The Princeton Encyclopedia of Islamic Political Thought is the first reference to Islamic political thought from the birth of Islam to today. Comprehensive, authoritative, and accessible, the Encyclopedia provides much-needed context for understanding contemporary politics in the Islamic world and beyond. In this exclusive excerpt, Malika Zeghal, Prince Alwaleed bin Talal Professor in Contemporary Islamic Thought and Life at Harvard University, sheds light on one the Arab world’s most prominent and immense Islamic movements — the Society of the Muslim Brothers. Her entry on the influential Islamic group traces its history:
The Society of the Muslim Brothers (al-Ikhwan al-Muslimun) is a political movement whose ideology is based in Islamic principles. It was one of the most significant political opposition movements in the second part of the 20th century.

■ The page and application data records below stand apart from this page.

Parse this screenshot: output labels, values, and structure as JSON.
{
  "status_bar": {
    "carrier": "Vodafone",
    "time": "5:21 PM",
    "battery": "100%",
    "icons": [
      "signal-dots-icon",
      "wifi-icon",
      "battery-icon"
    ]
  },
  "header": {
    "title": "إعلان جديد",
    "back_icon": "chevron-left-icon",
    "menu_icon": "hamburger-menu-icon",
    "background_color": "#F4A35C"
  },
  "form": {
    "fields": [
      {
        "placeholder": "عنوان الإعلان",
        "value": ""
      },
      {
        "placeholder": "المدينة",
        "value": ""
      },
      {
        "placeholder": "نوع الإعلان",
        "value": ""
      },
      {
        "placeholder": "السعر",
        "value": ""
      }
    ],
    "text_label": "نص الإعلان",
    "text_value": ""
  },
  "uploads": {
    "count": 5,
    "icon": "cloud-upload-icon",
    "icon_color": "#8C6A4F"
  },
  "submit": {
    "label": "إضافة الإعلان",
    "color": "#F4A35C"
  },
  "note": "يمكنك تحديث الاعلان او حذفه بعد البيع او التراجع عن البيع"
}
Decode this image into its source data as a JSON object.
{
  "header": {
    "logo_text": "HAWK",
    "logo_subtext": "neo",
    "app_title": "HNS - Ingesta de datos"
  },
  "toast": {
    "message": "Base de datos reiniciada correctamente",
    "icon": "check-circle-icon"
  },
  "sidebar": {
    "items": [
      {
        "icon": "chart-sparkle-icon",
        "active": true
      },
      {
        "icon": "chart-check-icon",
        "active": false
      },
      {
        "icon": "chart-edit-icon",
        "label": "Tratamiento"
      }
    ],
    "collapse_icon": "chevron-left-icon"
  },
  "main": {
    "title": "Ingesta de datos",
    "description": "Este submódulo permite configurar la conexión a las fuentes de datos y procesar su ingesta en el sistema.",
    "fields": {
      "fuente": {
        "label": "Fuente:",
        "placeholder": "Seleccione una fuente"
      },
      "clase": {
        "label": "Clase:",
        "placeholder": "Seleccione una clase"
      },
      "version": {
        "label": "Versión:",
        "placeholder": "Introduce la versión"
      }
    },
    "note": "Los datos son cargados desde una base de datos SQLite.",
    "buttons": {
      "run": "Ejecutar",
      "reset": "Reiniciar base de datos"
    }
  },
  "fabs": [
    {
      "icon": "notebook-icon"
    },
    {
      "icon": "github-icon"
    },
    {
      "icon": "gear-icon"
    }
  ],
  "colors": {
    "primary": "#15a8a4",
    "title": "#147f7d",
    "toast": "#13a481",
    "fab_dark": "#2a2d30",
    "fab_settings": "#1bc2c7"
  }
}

Founded in Egypt in 1928 by Hasan al-Banna (1906— 49), it produced offshoots elsewhere in the Middle East, such as in Palestine, Syria, Jordan, and Sudan, and influenced the ideologies of Islamist movements in Northern Africa.
View the rest of the Princeton Encyclopedia of Islamic Political Thought excerpt here: Muslim Brotherhood